Do you love Christmas? A lot of people do. But for some, it can be an unhappy time, reminding them of loneliness, or losses, or an unhappy past. If that describes you, there's no reason to feel ashamed just because the rest of the world is entranced by the magic of the holidays and you don't feel like celebrating. And if you're the sort of Christmas-loving person who dons a Santa hat on the day after Thanksgiving, consider how others might be feeling before you go around humming "It's the most wonderful time of the year."
I got to thinking about this recently when a friend described getting asked the same perplexing question every year: "What is your favorite Christmas memory." His father was an alcoholic and verbally abusive. As you know if you've ever lived with an alcoholic or struggled with the addiction yourself, things get worse, not better, around holiday time with its cocktail parties, cheery toasts, and spiked egg nog. Children of abusive parents, "don't have favorite Christmas memories," my friend explained. "We have vivid Christmas memories, but that's not the same thing."
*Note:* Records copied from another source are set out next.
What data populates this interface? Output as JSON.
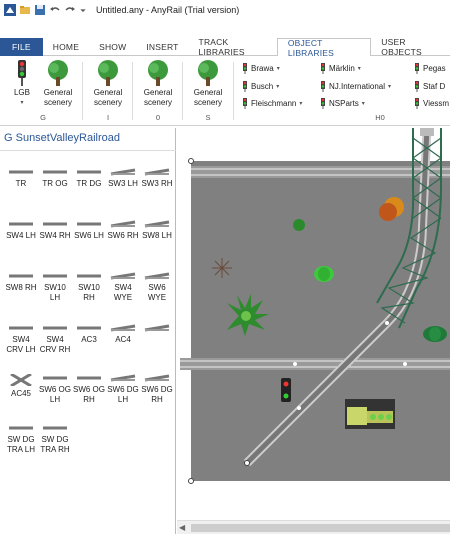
{
  "window": {
    "title": "Untitled.any - AnyRail (Trial version)"
  },
  "quick_access": [
    "app-icon",
    "open-icon",
    "save-icon",
    "undo-icon",
    "redo-icon",
    "customize-icon"
  ],
  "tabs": [
    {
      "label": "FILE"
    },
    {
      "label": "HOME"
    },
    {
      "label": "SHOW"
    },
    {
      "label": "INSERT"
    },
    {
      "label": "TRACK LIBRARIES"
    },
    {
      "label": "OBJECT LIBRARIES"
    },
    {
      "label": "USER OBJECTS"
    }
  ],
  "ribbon": {
    "buttons": [
      {
        "label": "LGB",
        "icon": "signal-icon"
      },
      {
        "label": "General scenery",
        "icon": "tree-icon"
      },
      {
        "label": "General scenery",
        "icon": "tree-icon"
      },
      {
        "label": "General scenery",
        "icon": "tree-icon"
      },
      {
        "label": "General scenery",
        "icon": "tree-icon"
      }
    ],
    "group_labels": [
      "G",
      "I",
      "0",
      "S"
    ],
    "manufacturers": [
      {
        "label": "Brawa"
      },
      {
        "label": "Busch"
      },
      {
        "label": "Fleischmann"
      },
      {
        "label": "Märklin"
      },
      {
        "label": "NJ.International"
      },
      {
        "label": "NSParts"
      },
      {
        "label": "Pegas"
      },
      {
        "label": "Staf D"
      },
      {
        "label": "Viessm"
      }
    ],
    "group_label_h0": "H0"
  },
  "library_panel": {
    "title": "G SunsetValleyRailroad",
    "tracks": [
      {
        "label": "TR"
      },
      {
        "label": "TR OG"
      },
      {
        "label": "TR DG"
      },
      {
        "label": "SW3 LH"
      },
      {
        "label": "SW3 RH"
      },
      {
        "label": "SW4 LH"
      },
      {
        "label": "SW4 RH"
      },
      {
        "label": "SW6 LH"
      },
      {
        "label": "SW6 RH"
      },
      {
        "label": "SW8 LH"
      },
      {
        "label": "SW8 RH"
      },
      {
        "label": "SW10 LH"
      },
      {
        "label": "SW10 RH"
      },
      {
        "label": "SW4 WYE"
      },
      {
        "label": "SW6 WYE"
      },
      {
        "label": "SW4 CRV LH"
      },
      {
        "label": "SW4 CRV RH"
      },
      {
        "label": "AC3"
      },
      {
        "label": "AC4"
      },
      {
        "label": ""
      },
      {
        "label": "AC45"
      },
      {
        "label": "SW6 OG LH"
      },
      {
        "label": "SW6 OG RH"
      },
      {
        "label": "SW6 DG LH"
      },
      {
        "label": "SW6 DG RH"
      },
      {
        "label": "SW DG TRA LH"
      },
      {
        "label": "SW DG TRA RH"
      }
    ]
  },
  "colors": {
    "accent": "#2b5797",
    "baseboard": "#808080",
    "tree": "#3c9a3c",
    "bridge": "#2e6b4f"
  }
}
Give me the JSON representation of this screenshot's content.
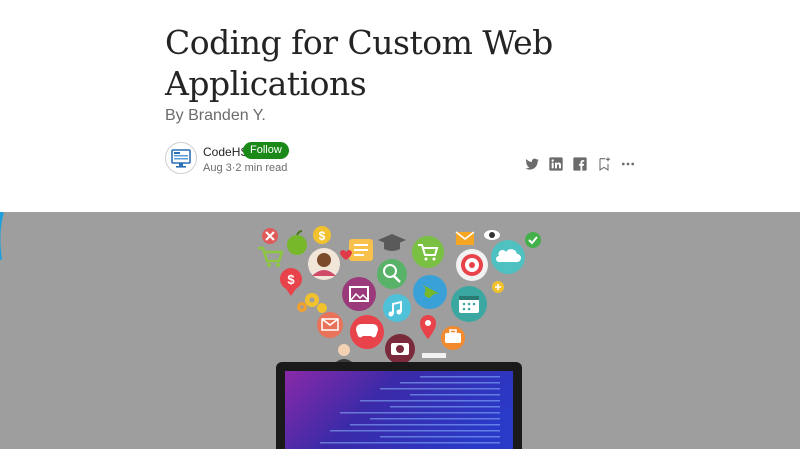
{
  "article": {
    "title": "Coding for Custom Web Applications",
    "subtitle": "By Branden Y."
  },
  "author": {
    "name": "CodeHS",
    "follow_label": "Follow",
    "date": "Aug 3",
    "separator": "·",
    "read_time": "2 min read"
  },
  "share": {
    "icons": [
      "twitter-icon",
      "linkedin-icon",
      "facebook-icon",
      "bookmark-add-icon",
      "more-icon"
    ]
  },
  "colors": {
    "follow": "#1a8917",
    "hero_background": "#9e9e9e",
    "title": "#242424",
    "muted": "#6b6b6b"
  },
  "hero": {
    "description_icons": [
      "cart-icon",
      "apple-icon",
      "dollar-icon",
      "user-avatar-icon",
      "heart-icon",
      "document-icon",
      "graduation-cap-icon",
      "cart-icon",
      "mail-icon",
      "eye-icon",
      "cloud-icon",
      "check-icon",
      "dollar-pin-icon",
      "gear-icon",
      "image-icon",
      "search-icon",
      "globe-icon",
      "target-icon",
      "plus-icon",
      "music-icon",
      "calendar-icon",
      "mail-icon",
      "gamepad-icon",
      "location-pin-icon",
      "briefcase-icon",
      "camera-icon"
    ]
  }
}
His comment made me realize the blithe way so many of us holiday-loving types (which includes me most of the time) can be intent on imbuing others with our holiday cheer. But even though we tend to think of those two things as inseparably linked, in fact, the holidays and cheer don't necessarily have to go together. Even Ebeneezer Scrooge, who learned the importance of Christmas from three ghosts during the long night of Charles Dickens' "A Christmas Carol" really learned the more important lesson of how to be a better employer and a kindlier human being all 365 days of the year. Holiday time may seem like the perfect time to make donations and plan parties and give gifts and be nice to other people, but really we should do these things all the time and not just during the holiday season. Meantime, we have to stop assuming that everyone loves Christmas time--or worse, trying to get them to love it, whether they want to or not.
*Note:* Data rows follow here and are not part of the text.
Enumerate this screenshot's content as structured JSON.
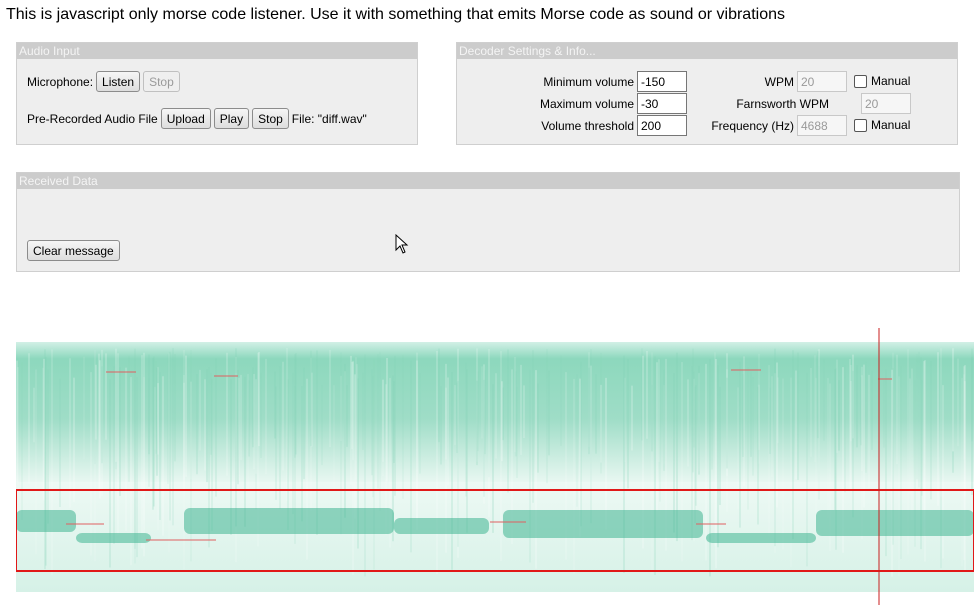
{
  "intro_text": "This is javascript only morse code listener. Use it with something that emits Morse code as sound or vibrations",
  "audio_input": {
    "title": "Audio Input",
    "microphone_label": "Microphone:",
    "listen_label": "Listen",
    "stop_label": "Stop",
    "prerecorded_label": "Pre-Recorded Audio File",
    "upload_label": "Upload",
    "play_label": "Play",
    "file_stop_label": "Stop",
    "file_text": "File: \"diff.wav\""
  },
  "decoder": {
    "title": "Decoder Settings & Info...",
    "min_volume_label": "Minimum volume",
    "min_volume_value": "-150",
    "max_volume_label": "Maximum volume",
    "max_volume_value": "-30",
    "threshold_label": "Volume threshold",
    "threshold_value": "200",
    "wpm_label": "WPM",
    "wpm_value": "20",
    "wpm_manual_label": "Manual",
    "farnsworth_label": "Farnsworth WPM",
    "farnsworth_value": "20",
    "frequency_label": "Frequency (Hz)",
    "frequency_value": "4688",
    "frequency_manual_label": "Manual"
  },
  "received": {
    "title": "Received Data",
    "clear_label": "Clear message"
  },
  "spectrogram": {
    "noise_color": "#5cc7a5",
    "signal_color": "#3fb592",
    "highlight_color": "#e01818",
    "cursor_color": "#c81e1e"
  }
}
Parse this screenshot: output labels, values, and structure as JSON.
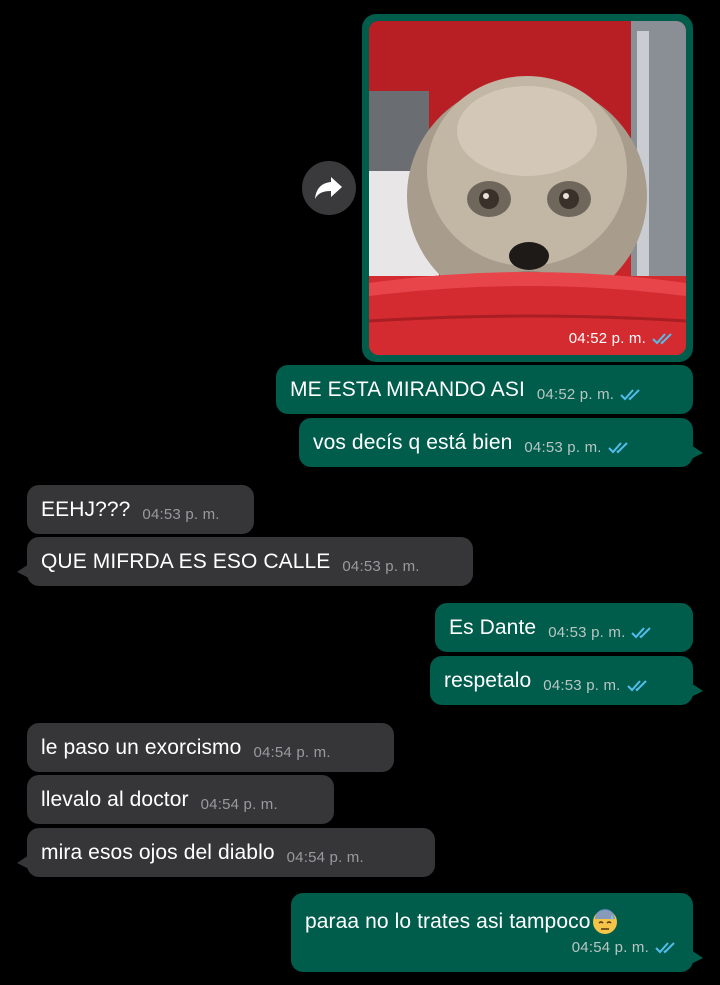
{
  "messages": {
    "m0": {
      "time": "04:52 p. m."
    },
    "m1": {
      "text": "ME ESTA MIRANDO ASI",
      "time": "04:52 p. m."
    },
    "m2": {
      "text": "vos decís q está bien",
      "time": "04:53 p. m."
    },
    "m3": {
      "text": "EEHJ???",
      "time": "04:53 p. m."
    },
    "m4": {
      "text": "QUE MIFRDA ES ESO CALLE",
      "time": "04:53 p. m."
    },
    "m5": {
      "text": "Es Dante",
      "time": "04:53 p. m."
    },
    "m6": {
      "text": "respetalo",
      "time": "04:53 p. m."
    },
    "m7": {
      "text": "le paso un exorcismo",
      "time": "04:54 p. m."
    },
    "m8": {
      "text": "llevalo al doctor",
      "time": "04:54 p. m."
    },
    "m9": {
      "text": "mira esos ojos del diablo",
      "time": "04:54 p. m."
    },
    "m10": {
      "text": "paraa no lo trates asi tampoco",
      "time": "04:54 p. m."
    }
  },
  "icons": {
    "forward": "forward-arrow-icon",
    "read_receipt": "double-check-icon",
    "emoji": "downcast-face-with-sweat-emoji"
  },
  "colors": {
    "outgoing_bubble": "#005c4b",
    "incoming_bubble": "#363638",
    "read_tick": "#53bdeb",
    "background": "#000000"
  }
}
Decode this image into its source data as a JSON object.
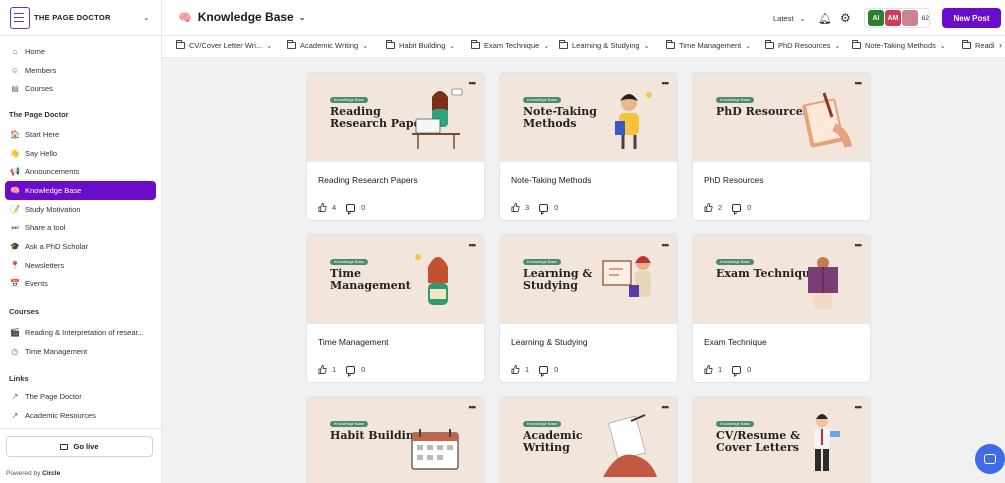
{
  "brand": {
    "name": "THE PAGE DOCTOR"
  },
  "sidebar": {
    "top": [
      {
        "label": "Home",
        "icon": "home-icon",
        "glyph": "⌂"
      },
      {
        "label": "Members",
        "icon": "members-icon",
        "glyph": "☺"
      },
      {
        "label": "Courses",
        "icon": "courses-icon",
        "glyph": "▤"
      }
    ],
    "section1_title": "The Page Doctor",
    "section1": [
      {
        "label": "Start Here",
        "icon": "house-emoji-icon",
        "glyph": "🏠"
      },
      {
        "label": "Say Hello",
        "icon": "wave-emoji-icon",
        "glyph": "👋"
      },
      {
        "label": "Announcements",
        "icon": "megaphone-icon",
        "glyph": "📢"
      },
      {
        "label": "Knowledge Base",
        "icon": "brain-emoji-icon",
        "glyph": "🧠",
        "active": true
      },
      {
        "label": "Study Motivation",
        "icon": "notepad-emoji-icon",
        "glyph": "📝"
      },
      {
        "label": "Share a tool",
        "icon": "play-emoji-icon",
        "glyph": "⏭"
      },
      {
        "label": "Ask a PhD Scholar",
        "icon": "grad-cap-emoji-icon",
        "glyph": "🎓"
      },
      {
        "label": "Newsletters",
        "icon": "pin-emoji-icon",
        "glyph": "📍"
      },
      {
        "label": "Events",
        "icon": "calendar-emoji-icon",
        "glyph": "📅"
      }
    ],
    "section2_title": "Courses",
    "section2": [
      {
        "label": "Reading & Interpretation of resear...",
        "icon": "clapper-emoji-icon",
        "glyph": "🎬"
      },
      {
        "label": "Time Management",
        "icon": "clock-icon",
        "glyph": "◷"
      }
    ],
    "section3_title": "Links",
    "section3": [
      {
        "label": "The Page Doctor",
        "icon": "external-link-icon",
        "glyph": "↗"
      },
      {
        "label": "Academic Resources",
        "icon": "external-link-icon",
        "glyph": "↗"
      }
    ],
    "go_live": "Go live",
    "powered_prefix": "Powered by",
    "powered_brand": "Circle"
  },
  "header": {
    "space_emoji": "🧠",
    "space_title": "Knowledge Base",
    "sort_label": "Latest",
    "members": [
      {
        "initials": "AI",
        "color": "#2f7d2f"
      },
      {
        "initials": "AM",
        "color": "#d03a5b"
      },
      {
        "initials": "",
        "color": "#c9848f"
      }
    ],
    "member_count": "62",
    "new_post": "New Post"
  },
  "tabs": [
    "CV/Cover Letter Wri...",
    "Academic Writing",
    "Habit Building",
    "Exam Technique",
    "Learning & Studying",
    "Time Management",
    "PhD Resources",
    "Note-Taking Methods",
    "Readi"
  ],
  "posts": [
    {
      "cover_tag": "Knowledge Base",
      "cover_title": "Reading\nResearch Papers",
      "title": "Reading Research Papers",
      "likes": "4",
      "comments": "0",
      "art": "laptop"
    },
    {
      "cover_tag": "Knowledge Base",
      "cover_title": "Note-Taking\nMethods",
      "title": "Note-Taking Methods",
      "likes": "3",
      "comments": "0",
      "art": "boy"
    },
    {
      "cover_tag": "Knowledge Base",
      "cover_title": "PhD Resources",
      "title": "PhD Resources",
      "likes": "2",
      "comments": "0",
      "art": "notebook"
    },
    {
      "cover_tag": "Knowledge Base",
      "cover_title": "Time\nManagement",
      "title": "Time Management",
      "likes": "1",
      "comments": "0",
      "art": "girl"
    },
    {
      "cover_tag": "Knowledge Base",
      "cover_title": "Learning &\nStudying",
      "title": "Learning & Studying",
      "likes": "1",
      "comments": "0",
      "art": "board"
    },
    {
      "cover_tag": "Knowledge Base",
      "cover_title": "Exam Technique",
      "title": "Exam Technique",
      "likes": "1",
      "comments": "0",
      "art": "book"
    },
    {
      "cover_tag": "Knowledge Base",
      "cover_title": "Habit Building",
      "title": "",
      "likes": "",
      "comments": "",
      "art": "calendar"
    },
    {
      "cover_tag": "Knowledge Base",
      "cover_title": "Academic\nWriting",
      "title": "",
      "likes": "",
      "comments": "",
      "art": "writing"
    },
    {
      "cover_tag": "Knowledge Base",
      "cover_title": "CV/Resume &\nCover Letters",
      "title": "",
      "likes": "",
      "comments": "",
      "art": "man"
    }
  ]
}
And if you're someone who doesn't like the holidays or if you have bad memories or associations with it, don't ever feel ashamed or embarrassed for not seeing Christmas as a jolly time. You're perfectly entitled to tell your friends and co-workers that--no--you don't "just love this time of year." You're allowed to switch your car radio away from the endless Christmas carols, turn down invitations to parties, make charitable donations in lieu of shopping for holiday presents, or even skip exchanging gifts altogether. None of this makes you a Grinch. It just makes you someone who has the good sense to take care of yourself during what can be a trying time. (Here are some more suggestions for things to do if you hate the holidays.)
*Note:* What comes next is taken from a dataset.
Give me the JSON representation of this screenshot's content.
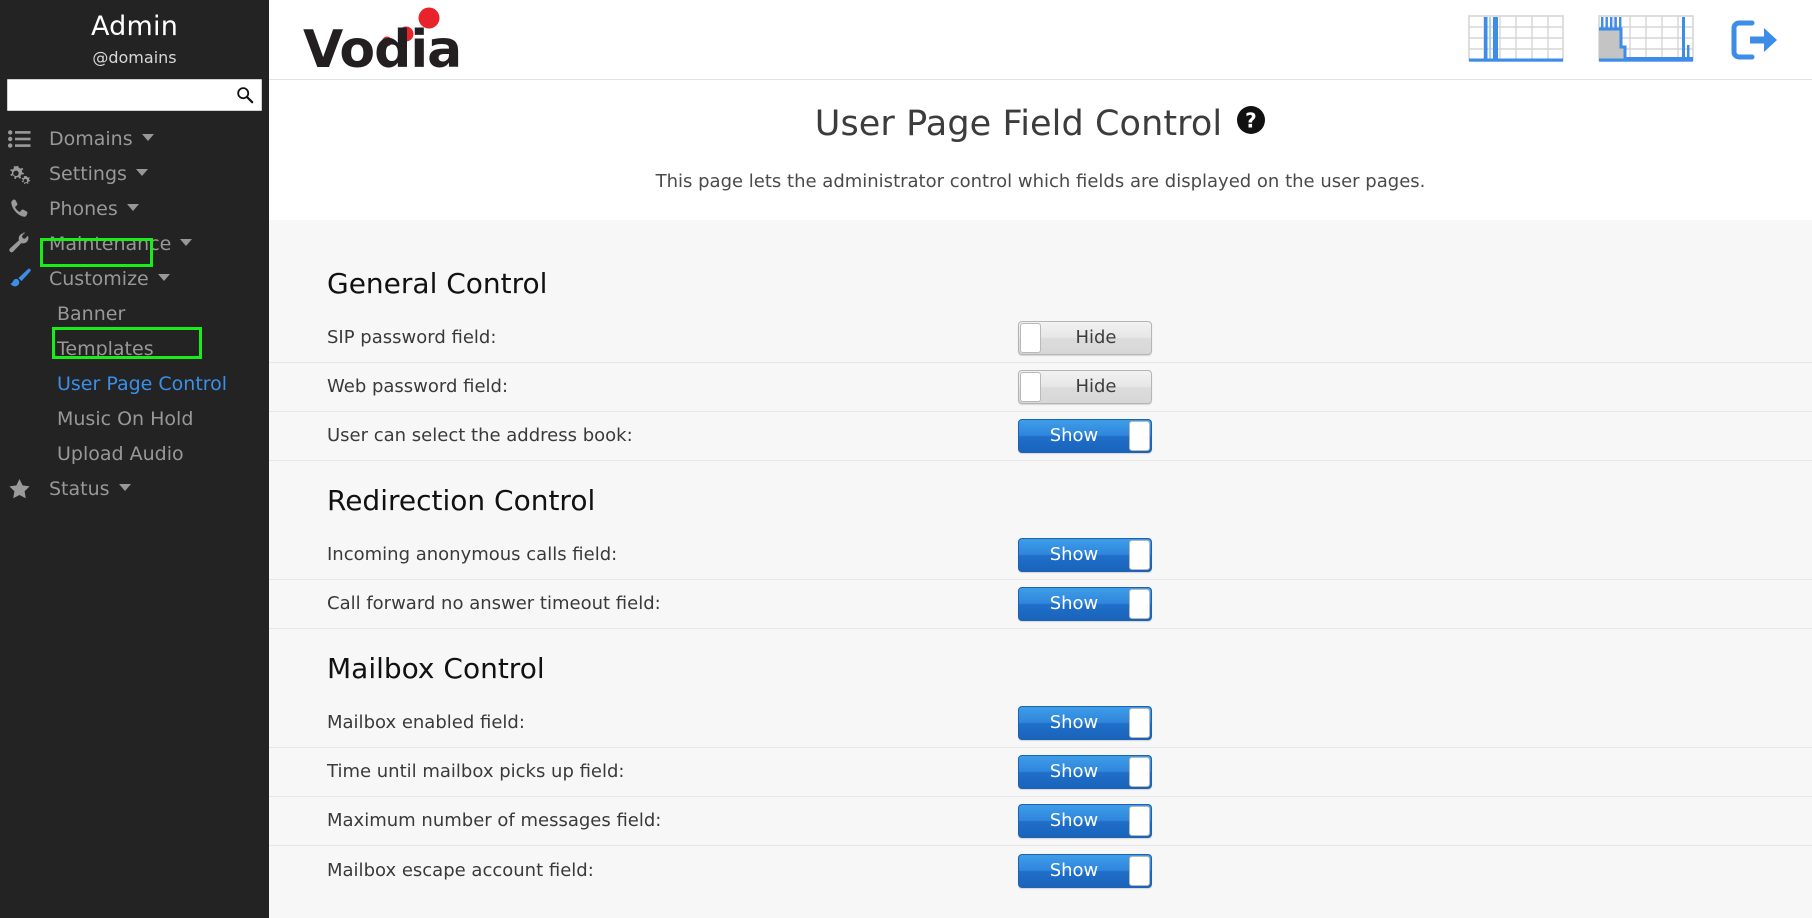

To me, the most important thing about the holiday season is that it's an opportunity to connect with each other. We visit relatives we might not have seen in a while (or they visit us). We share meals. We thank our employees for their hard work over the past year. We send notes and cards to people we haven't seen in a while. It's those connections that make us human. And, whether we love the holidays or hate them, it's those connections that count.